Thursday, January 9, 2020

Energy Drink Consumption Among Youth Associated With Tobacco, Alcohol Use

Youth who drink energy drinks (beverages that contain high levels of caffeine) may be more likely to start drinking alcohol or using tobacco, suggests a study published in the Journal of Psychopharmacology

“Aggressive marketing tailored toward youth through carefully crafted campaigns, including sponsorship of events that appeal to this age group (for example, snowboarding), and product placement in video games and social media has resulted in exponential growth of their sales among minors in recent years,” wrote Artur Galimov, M.D., of Keck School of Medicine of the University of Southern California and colleagues. 

The researchers collected data from a longitudinal study of 3,071 youth aged 9 to 17 in 44 German schools. Galimov and colleagues analyzed survey data on energy drink, tobacco, and alcohol use obtained from these youth at two time points about 12 months apart. As part of the study, youth were asked to rate their interest in sensation seeking (“How often do you do dangerous things to have fun?”) and substance use (“Have you ever been curious about trying cigarettes/e-cigarettes or e-hookah/hookah/alcohol?”). They were also asked to rate their amount of school stress (determined by how much they reported agreeing with such statements as “I have too much to do for school” and “I find school assignments very difficult.”)

Baseline energy drink consumption was associated with significantly higher odds of initiating any tobacco, cigarette, e-cigarette, hookah, and alcohol use. After one year, 29.2% of the 1,061 students who had ever consumed an energy drink had begun to use tobacco, and 30.1% had begun to use alcohol. Among the 2,010 students who had never consumed energy drinks, 5.6% had initiated any type of tobacco use at the one-year follow up, and 10.4% had used alcohol.

Students who drank energy drinks were also more likely to report school stress.

“Hence, the effects of [energy drinks] may become a means of coping with increasing and stressful demands in adolescents’ lives,” the authors wrote. 

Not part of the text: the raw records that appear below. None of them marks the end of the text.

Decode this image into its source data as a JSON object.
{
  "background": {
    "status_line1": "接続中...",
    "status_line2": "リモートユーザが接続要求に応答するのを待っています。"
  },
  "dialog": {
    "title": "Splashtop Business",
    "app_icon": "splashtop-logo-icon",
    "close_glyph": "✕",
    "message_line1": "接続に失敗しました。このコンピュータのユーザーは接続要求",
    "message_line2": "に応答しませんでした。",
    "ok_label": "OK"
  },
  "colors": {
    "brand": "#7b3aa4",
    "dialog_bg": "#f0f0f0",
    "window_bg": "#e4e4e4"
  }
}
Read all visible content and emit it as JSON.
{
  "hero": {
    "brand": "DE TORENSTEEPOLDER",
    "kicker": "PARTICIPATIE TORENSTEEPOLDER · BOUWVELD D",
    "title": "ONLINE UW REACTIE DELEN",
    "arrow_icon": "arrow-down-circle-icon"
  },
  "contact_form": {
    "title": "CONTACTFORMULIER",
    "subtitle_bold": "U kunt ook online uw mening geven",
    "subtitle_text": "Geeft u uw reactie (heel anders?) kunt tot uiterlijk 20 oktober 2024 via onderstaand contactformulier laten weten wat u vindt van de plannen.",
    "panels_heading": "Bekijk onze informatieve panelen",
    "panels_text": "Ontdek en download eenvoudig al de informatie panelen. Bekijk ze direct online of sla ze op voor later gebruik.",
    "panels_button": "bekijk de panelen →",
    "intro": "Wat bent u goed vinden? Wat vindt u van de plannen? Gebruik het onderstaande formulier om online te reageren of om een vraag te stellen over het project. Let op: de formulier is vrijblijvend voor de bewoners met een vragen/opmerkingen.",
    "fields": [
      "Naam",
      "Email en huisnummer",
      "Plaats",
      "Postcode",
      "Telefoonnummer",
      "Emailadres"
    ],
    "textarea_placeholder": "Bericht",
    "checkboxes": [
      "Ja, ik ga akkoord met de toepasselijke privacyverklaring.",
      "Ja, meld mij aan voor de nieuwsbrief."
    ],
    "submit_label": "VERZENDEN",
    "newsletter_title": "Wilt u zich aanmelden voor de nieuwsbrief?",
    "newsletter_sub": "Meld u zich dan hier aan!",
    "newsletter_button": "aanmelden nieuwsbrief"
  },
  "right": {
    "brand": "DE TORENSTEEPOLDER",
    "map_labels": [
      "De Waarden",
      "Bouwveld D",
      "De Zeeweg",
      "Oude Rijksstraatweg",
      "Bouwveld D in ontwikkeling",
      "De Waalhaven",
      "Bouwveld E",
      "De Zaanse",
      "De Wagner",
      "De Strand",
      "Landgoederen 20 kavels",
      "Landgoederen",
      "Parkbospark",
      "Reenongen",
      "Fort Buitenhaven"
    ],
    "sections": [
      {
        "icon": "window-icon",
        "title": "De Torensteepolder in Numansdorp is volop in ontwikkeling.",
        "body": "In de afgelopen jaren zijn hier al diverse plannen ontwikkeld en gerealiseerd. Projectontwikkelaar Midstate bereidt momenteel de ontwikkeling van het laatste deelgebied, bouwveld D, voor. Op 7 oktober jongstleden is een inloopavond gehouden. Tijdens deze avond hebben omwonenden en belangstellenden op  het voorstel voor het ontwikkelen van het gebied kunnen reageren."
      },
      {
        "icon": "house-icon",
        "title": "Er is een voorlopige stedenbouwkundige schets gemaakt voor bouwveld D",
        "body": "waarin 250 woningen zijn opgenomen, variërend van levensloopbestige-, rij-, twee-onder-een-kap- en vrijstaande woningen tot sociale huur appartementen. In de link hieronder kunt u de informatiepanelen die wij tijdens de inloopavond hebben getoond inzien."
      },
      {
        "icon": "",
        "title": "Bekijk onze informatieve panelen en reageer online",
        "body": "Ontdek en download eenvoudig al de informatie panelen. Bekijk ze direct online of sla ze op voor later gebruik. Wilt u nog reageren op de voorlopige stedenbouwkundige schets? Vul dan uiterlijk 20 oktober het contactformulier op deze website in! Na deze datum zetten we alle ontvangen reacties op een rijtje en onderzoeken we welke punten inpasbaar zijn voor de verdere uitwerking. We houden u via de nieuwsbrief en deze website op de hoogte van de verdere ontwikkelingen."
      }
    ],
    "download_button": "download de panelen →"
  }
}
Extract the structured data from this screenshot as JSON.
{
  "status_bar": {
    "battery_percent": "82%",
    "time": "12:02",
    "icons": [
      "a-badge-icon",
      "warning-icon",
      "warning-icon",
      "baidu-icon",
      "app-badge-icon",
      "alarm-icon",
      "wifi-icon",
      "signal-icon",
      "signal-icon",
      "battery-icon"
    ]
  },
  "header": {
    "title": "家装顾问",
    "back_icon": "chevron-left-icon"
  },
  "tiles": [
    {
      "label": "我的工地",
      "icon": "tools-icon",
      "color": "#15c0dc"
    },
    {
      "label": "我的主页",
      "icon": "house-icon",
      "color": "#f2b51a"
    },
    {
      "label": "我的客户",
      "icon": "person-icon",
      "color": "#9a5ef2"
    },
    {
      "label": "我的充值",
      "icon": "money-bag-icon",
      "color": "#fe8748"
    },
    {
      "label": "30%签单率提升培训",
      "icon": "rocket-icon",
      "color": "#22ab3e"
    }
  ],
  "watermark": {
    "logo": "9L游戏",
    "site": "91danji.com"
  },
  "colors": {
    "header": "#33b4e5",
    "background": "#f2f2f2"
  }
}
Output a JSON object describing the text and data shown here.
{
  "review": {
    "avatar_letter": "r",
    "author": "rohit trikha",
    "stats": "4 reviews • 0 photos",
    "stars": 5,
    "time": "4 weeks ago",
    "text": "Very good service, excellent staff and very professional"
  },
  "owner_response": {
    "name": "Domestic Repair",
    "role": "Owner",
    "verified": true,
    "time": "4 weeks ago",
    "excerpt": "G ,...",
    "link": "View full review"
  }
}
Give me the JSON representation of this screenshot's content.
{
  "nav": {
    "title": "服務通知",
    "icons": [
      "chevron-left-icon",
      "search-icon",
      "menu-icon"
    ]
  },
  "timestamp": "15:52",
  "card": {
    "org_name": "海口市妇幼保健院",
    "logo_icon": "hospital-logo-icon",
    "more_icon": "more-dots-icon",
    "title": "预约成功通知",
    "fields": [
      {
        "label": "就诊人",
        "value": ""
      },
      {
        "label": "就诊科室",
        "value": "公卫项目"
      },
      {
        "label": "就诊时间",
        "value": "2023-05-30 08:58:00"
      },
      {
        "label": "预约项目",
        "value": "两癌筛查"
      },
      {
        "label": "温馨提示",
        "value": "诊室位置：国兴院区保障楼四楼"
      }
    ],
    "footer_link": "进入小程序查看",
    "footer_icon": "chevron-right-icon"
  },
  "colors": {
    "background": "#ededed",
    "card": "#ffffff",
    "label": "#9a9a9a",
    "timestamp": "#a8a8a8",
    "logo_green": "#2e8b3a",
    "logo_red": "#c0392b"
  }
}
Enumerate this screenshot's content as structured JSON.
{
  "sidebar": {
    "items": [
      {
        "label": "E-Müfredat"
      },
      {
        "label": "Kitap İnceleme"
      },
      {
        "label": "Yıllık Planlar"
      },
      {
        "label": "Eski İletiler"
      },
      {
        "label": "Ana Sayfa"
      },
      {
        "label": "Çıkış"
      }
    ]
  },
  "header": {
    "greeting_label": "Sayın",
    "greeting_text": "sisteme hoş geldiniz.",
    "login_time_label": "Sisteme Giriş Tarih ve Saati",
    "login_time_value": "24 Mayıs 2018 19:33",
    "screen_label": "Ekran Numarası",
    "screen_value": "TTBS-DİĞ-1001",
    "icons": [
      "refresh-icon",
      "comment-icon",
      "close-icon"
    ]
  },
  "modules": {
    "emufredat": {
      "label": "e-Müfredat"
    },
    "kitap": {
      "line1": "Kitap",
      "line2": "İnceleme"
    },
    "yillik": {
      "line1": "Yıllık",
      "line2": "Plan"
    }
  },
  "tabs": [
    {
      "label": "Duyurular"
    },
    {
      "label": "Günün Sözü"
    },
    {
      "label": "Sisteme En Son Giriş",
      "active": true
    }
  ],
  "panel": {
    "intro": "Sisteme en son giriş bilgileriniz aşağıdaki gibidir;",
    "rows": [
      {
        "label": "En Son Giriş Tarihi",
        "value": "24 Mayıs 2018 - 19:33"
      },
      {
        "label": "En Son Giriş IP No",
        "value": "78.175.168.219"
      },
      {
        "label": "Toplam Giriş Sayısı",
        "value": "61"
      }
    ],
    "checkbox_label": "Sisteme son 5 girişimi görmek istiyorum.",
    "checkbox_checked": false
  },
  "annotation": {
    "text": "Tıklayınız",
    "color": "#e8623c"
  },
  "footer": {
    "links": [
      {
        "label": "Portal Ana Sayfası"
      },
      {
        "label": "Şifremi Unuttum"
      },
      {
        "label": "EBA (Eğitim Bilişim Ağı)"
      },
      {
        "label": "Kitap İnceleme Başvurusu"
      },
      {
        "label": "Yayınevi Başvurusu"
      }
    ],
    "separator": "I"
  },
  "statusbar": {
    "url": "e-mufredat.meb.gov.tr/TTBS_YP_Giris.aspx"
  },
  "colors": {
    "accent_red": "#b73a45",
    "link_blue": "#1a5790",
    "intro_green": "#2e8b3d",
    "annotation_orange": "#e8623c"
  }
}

“Further research is needed to understand whether these associations may be causal,” the authors concluded. 

For related information, see the American Journal of Psychiatry article “Neural Predictors of Initiating Alcohol Use During Adolescence.” 

(Image: iStock/FikMik)

Follow Psychiatric News on Twitter!

And check out the new Psychiatric News Brief on Alexa-enabled devices.


The content of Psychiatric News does not necessarily reflect the views of APA or the editors. Unless so stated, neither Psychiatric News nor APA guarantees, warrants, or endorses information or advertising in this newspaper. Clinical opinions are not peer reviewed and thus should be independently verified.